EXERCISE BRIEF: Your task is to repeat the entries below exactly and to leave their images out.
+++ DATA LISTING +++
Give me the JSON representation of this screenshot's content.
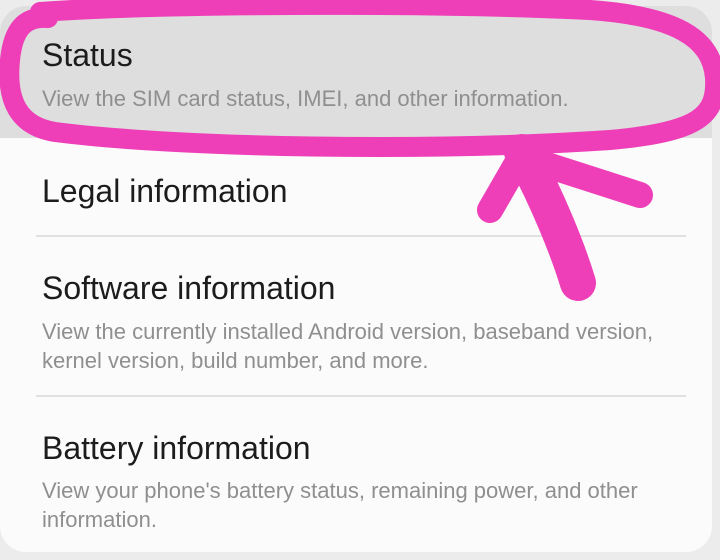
{
  "settings_list": {
    "items": [
      {
        "title": "Status",
        "summary": "View the SIM card status, IMEI, and other information."
      },
      {
        "title": "Legal information",
        "summary": ""
      },
      {
        "title": "Software information",
        "summary": "View the currently installed Android version, baseband version, kernel version, build number, and more."
      },
      {
        "title": "Battery information",
        "summary": "View your phone's battery status, remaining power, and other information."
      }
    ]
  },
  "annotation": {
    "highlight_color": "#ee3fb8",
    "shapes": [
      "circle-around-status",
      "arrow-pointing-to-status"
    ]
  }
}
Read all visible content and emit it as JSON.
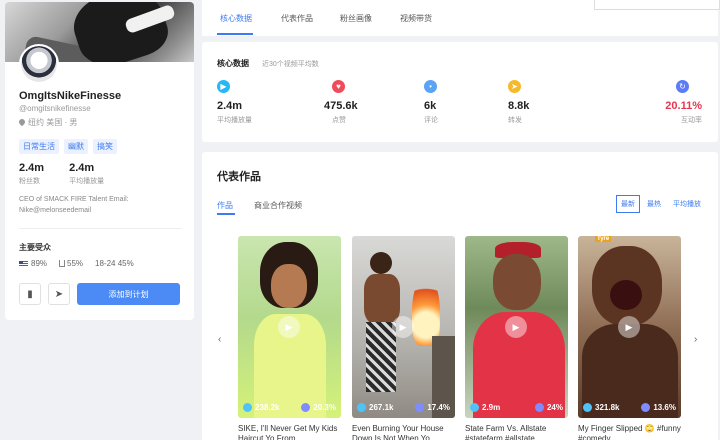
{
  "profile": {
    "name": "OmgItsNikeFinesse",
    "handle": "@omgitsnikefinesse",
    "location": "纽约 美国 · 男",
    "tags": [
      "日常生活",
      "幽默",
      "搞笑"
    ],
    "stats": [
      {
        "value": "2.4m",
        "label": "粉丝数"
      },
      {
        "value": "2.4m",
        "label": "平均播放量"
      }
    ],
    "bio": "CEO of SMACK FIRE Talent Email: Nike@melonseedemail",
    "audience_title": "主要受众",
    "audience": {
      "country": "89%",
      "gender": "55%",
      "age": "18-24 45%"
    },
    "cta_label": "添加到计划",
    "bookmark_icon": "bookmark-icon",
    "share_icon": "send-icon"
  },
  "tabs": [
    "核心数据",
    "代表作品",
    "粉丝画像",
    "视频带货"
  ],
  "core": {
    "title": "核心数据",
    "subtitle": "近30个视频平均数",
    "metrics": [
      {
        "icon": "play-icon",
        "color": "#27b7f5",
        "value": "2.4m",
        "label": "平均播放量"
      },
      {
        "icon": "heart-icon",
        "color": "#f04b5a",
        "value": "475.6k",
        "label": "点赞"
      },
      {
        "icon": "comment-icon",
        "color": "#5aa3f5",
        "value": "6k",
        "label": "评论"
      },
      {
        "icon": "share-icon",
        "color": "#f5b92a",
        "value": "8.8k",
        "label": "转发"
      },
      {
        "icon": "interaction-icon",
        "color": "#5b7cf5",
        "value": "20.11%",
        "label": "互动率"
      }
    ]
  },
  "works": {
    "title": "代表作品",
    "subtabs": [
      "作品",
      "商业合作视频"
    ],
    "sorts": [
      "最新",
      "最热",
      "平均播放"
    ],
    "videos": [
      {
        "views": "238.2k",
        "rate": "20.3%",
        "caption": "SIKE, I'll Never Get My Kids Haircut Yo From"
      },
      {
        "views": "267.1k",
        "rate": "17.4%",
        "caption": "Even Burning Your House Down Is Not When Yo"
      },
      {
        "views": "2.9m",
        "rate": "24%",
        "caption": "State Farm Vs. Allstate #statefarm #allstate"
      },
      {
        "views": "321.8k",
        "rate": "13.6%",
        "caption": "My Finger Slipped 🙄 #funny #comedy"
      }
    ],
    "video4_label": "Tyre"
  }
}
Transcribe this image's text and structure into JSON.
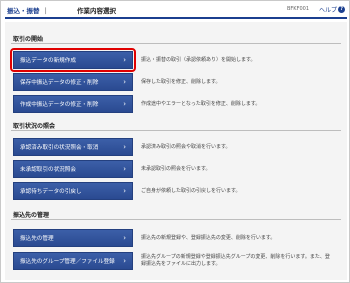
{
  "header": {
    "breadcrumb_primary": "振込・振替",
    "breadcrumb_sep": "｜",
    "page_title": "作業内容選択",
    "screen_id": "BFKF001",
    "help_label": "ヘルプ",
    "help_icon": "?"
  },
  "sections": {
    "s0": {
      "title": "取引の開始",
      "rows": {
        "r0": {
          "label": "振込データの新規作成",
          "desc": "振込・振替の取引（承認依頼あり）を開始します。"
        },
        "r1": {
          "label": "保存中振込データの修正・削除",
          "desc": "保存した取引を修正、削除します。"
        },
        "r2": {
          "label": "作成中振込データの修正・削除",
          "desc": "作成途中やエラーとなった取引を修正、削除します。"
        }
      }
    },
    "s1": {
      "title": "取引状況の照会",
      "rows": {
        "r0": {
          "label": "承認済み取引の状況照会・取消",
          "desc": "承認済み取引の照会や取消を行います。"
        },
        "r1": {
          "label": "未承認取引の状況照会",
          "desc": "未承認取引の照会を行います。"
        },
        "r2": {
          "label": "承認待ちデータの引戻し",
          "desc": "ご自身が依頼した取引の引戻しを行います。"
        }
      }
    },
    "s2": {
      "title": "振込先の管理",
      "rows": {
        "r0": {
          "label": "振込先の管理",
          "desc": "振込先の新規登録や、登録振込先の変更、削除を行います。"
        },
        "r1": {
          "label": "振込先のグループ管理／ファイル登録",
          "desc": "振込先グループの新規登録や登録振込先グループの変更、削除を行います。また、登録振込先をファイルに出力します。"
        }
      }
    }
  },
  "icons": {
    "chevron": "›"
  },
  "colors": {
    "accent": "#1b3f8f",
    "button": "#2f4f96",
    "highlight": "#e00000"
  }
}
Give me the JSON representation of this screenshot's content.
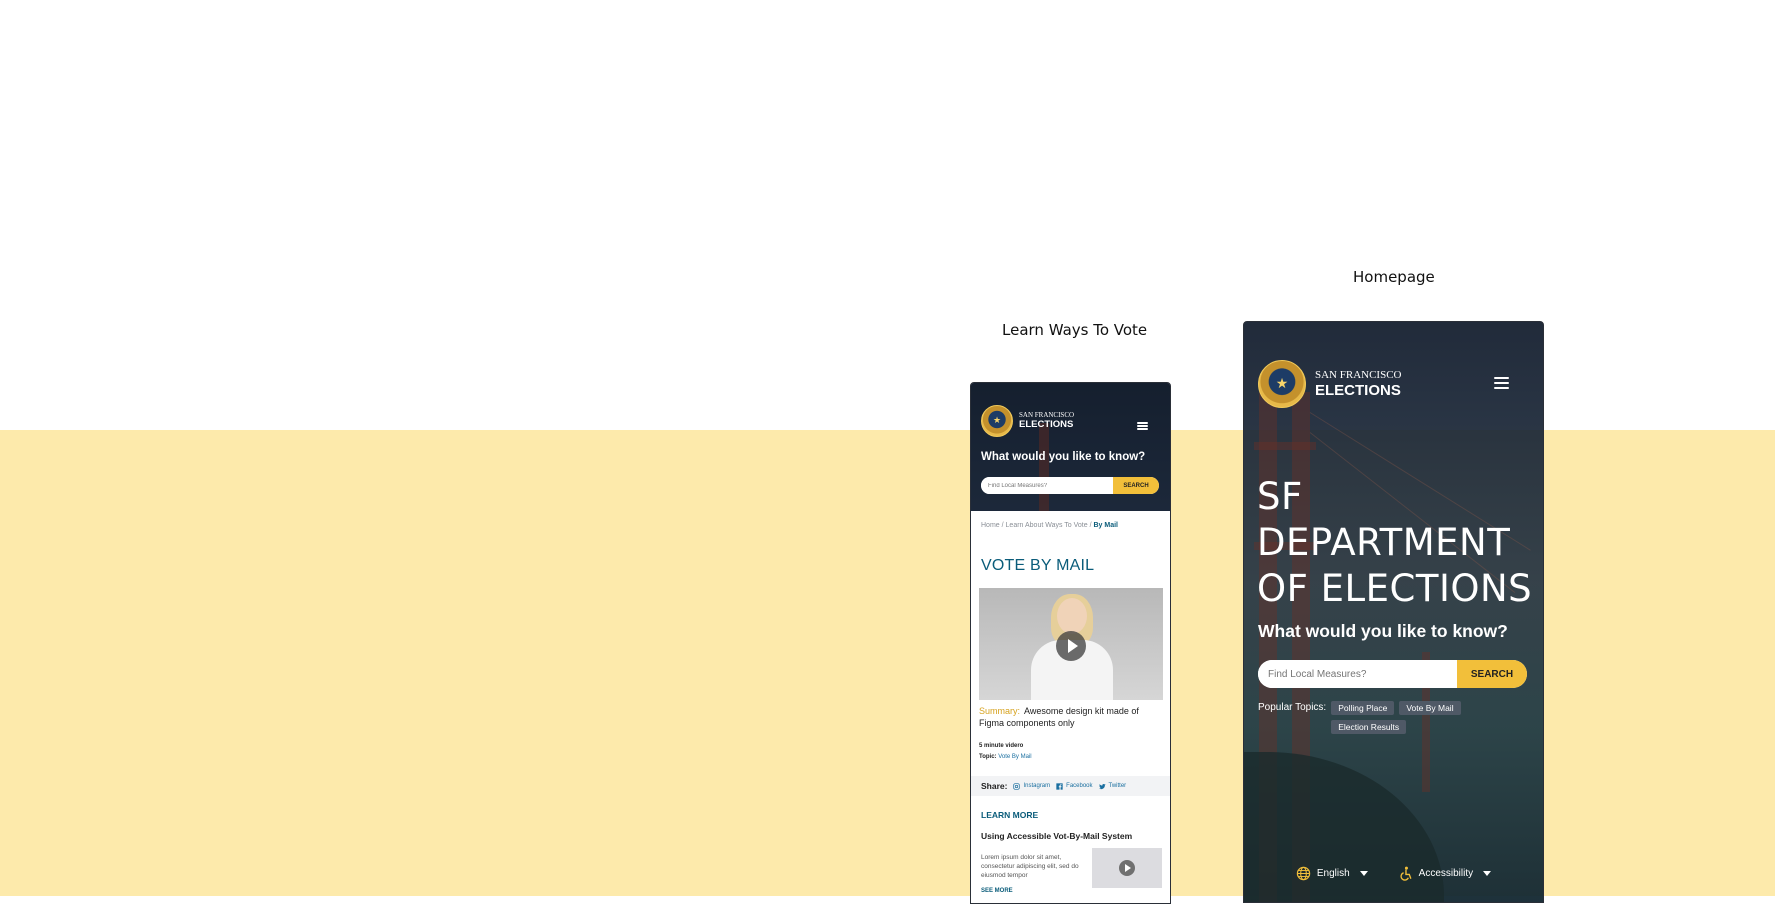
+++
RESPONSE:
Give me the JSON representation of this screenshot's content.
{
  "settings_list": {
    "items": [
      {
        "title": "Status",
        "summary": "View the SIM card status, IMEI, and other information."
      },
      {
        "title": "Legal information",
        "summary": ""
      },
      {
        "title": "Software information",
        "summary": "View the currently installed Android version, baseband version, kernel version, build number, and more."
      },
      {
        "title": "Battery information",
        "summary": "View your phone's battery status, remaining power, and other information."
      }
    ]
  },
  "annotation": {
    "highlight_color": "#ee3fb8",
    "shapes": [
      "circle-around-status",
      "arrow-pointing-to-status"
    ]
  }
}
Read all visible content and emit it as JSON.
{
  "profile": {
    "name": "OmgItsNikeFinesse",
    "handle": "@omgitsnikefinesse",
    "location": "纽约 美国 · 男",
    "tags": [
      "日常生活",
      "幽默",
      "搞笑"
    ],
    "stats": [
      {
        "value": "2.4m",
        "label": "粉丝数"
      },
      {
        "value": "2.4m",
        "label": "平均播放量"
      }
    ],
    "bio": "CEO of SMACK FIRE Talent Email: Nike@melonseedemail",
    "audience_title": "主要受众",
    "audience": {
      "country": "89%",
      "gender": "55%",
      "age": "18-24 45%"
    },
    "cta_label": "添加到计划",
    "bookmark_icon": "bookmark-icon",
    "share_icon": "send-icon"
  },
  "tabs": [
    "核心数据",
    "代表作品",
    "粉丝画像",
    "视频带货"
  ],
  "core": {
    "title": "核心数据",
    "subtitle": "近30个视频平均数",
    "metrics": [
      {
        "icon": "play-icon",
        "color": "#27b7f5",
        "value": "2.4m",
        "label": "平均播放量"
      },
      {
        "icon": "heart-icon",
        "color": "#f04b5a",
        "value": "475.6k",
        "label": "点赞"
      },
      {
        "icon": "comment-icon",
        "color": "#5aa3f5",
        "value": "6k",
        "label": "评论"
      },
      {
        "icon": "share-icon",
        "color": "#f5b92a",
        "value": "8.8k",
        "label": "转发"
      },
      {
        "icon": "interaction-icon",
        "color": "#5b7cf5",
        "value": "20.11%",
        "label": "互动率"
      }
    ]
  },
  "works": {
    "title": "代表作品",
    "subtabs": [
      "作品",
      "商业合作视频"
    ],
    "sorts": [
      "最新",
      "最热",
      "平均播放"
    ],
    "videos": [
      {
        "views": "238.2k",
        "rate": "20.3%",
        "caption": "SIKE, I'll Never Get My Kids Haircut Yo From"
      },
      {
        "views": "267.1k",
        "rate": "17.4%",
        "caption": "Even Burning Your House Down Is Not When Yo"
      },
      {
        "views": "2.9m",
        "rate": "24%",
        "caption": "State Farm Vs. Allstate #statefarm #allstate"
      },
      {
        "views": "321.8k",
        "rate": "13.6%",
        "caption": "My Finger Slipped 🙄 #funny #comedy"
      }
    ],
    "video4_label": "Tyre"
  }
}
Transcribe this image's text and structure into JSON.
{
  "header": {
    "breadcrumb_primary": "振込・振替",
    "breadcrumb_sep": "｜",
    "page_title": "作業内容選択",
    "screen_id": "BFKF001",
    "help_label": "ヘルプ",
    "help_icon": "?"
  },
  "sections": {
    "s0": {
      "title": "取引の開始",
      "rows": {
        "r0": {
          "label": "振込データの新規作成",
          "desc": "振込・振替の取引（承認依頼あり）を開始します。"
        },
        "r1": {
          "label": "保存中振込データの修正・削除",
          "desc": "保存した取引を修正、削除します。"
        },
        "r2": {
          "label": "作成中振込データの修正・削除",
          "desc": "作成途中やエラーとなった取引を修正、削除します。"
        }
      }
    },
    "s1": {
      "title": "取引状況の照会",
      "rows": {
        "r0": {
          "label": "承認済み取引の状況照会・取消",
          "desc": "承認済み取引の照会や取消を行います。"
        },
        "r1": {
          "label": "未承認取引の状況照会",
          "desc": "未承認取引の照会を行います。"
        },
        "r2": {
          "label": "承認待ちデータの引戻し",
          "desc": "ご自身が依頼した取引の引戻しを行います。"
        }
      }
    },
    "s2": {
      "title": "振込先の管理",
      "rows": {
        "r0": {
          "label": "振込先の管理",
          "desc": "振込先の新規登録や、登録振込先の変更、削除を行います。"
        },
        "r1": {
          "label": "振込先のグループ管理／ファイル登録",
          "desc": "振込先グループの新規登録や登録振込先グループの変更、削除を行います。また、登録振込先をファイルに出力します。"
        }
      }
    }
  },
  "icons": {
    "chevron": "›"
  },
  "colors": {
    "accent": "#1b3f8f",
    "button": "#2f4f96",
    "highlight": "#e00000"
  }
}
Give me the JSON representation of this screenshot's content.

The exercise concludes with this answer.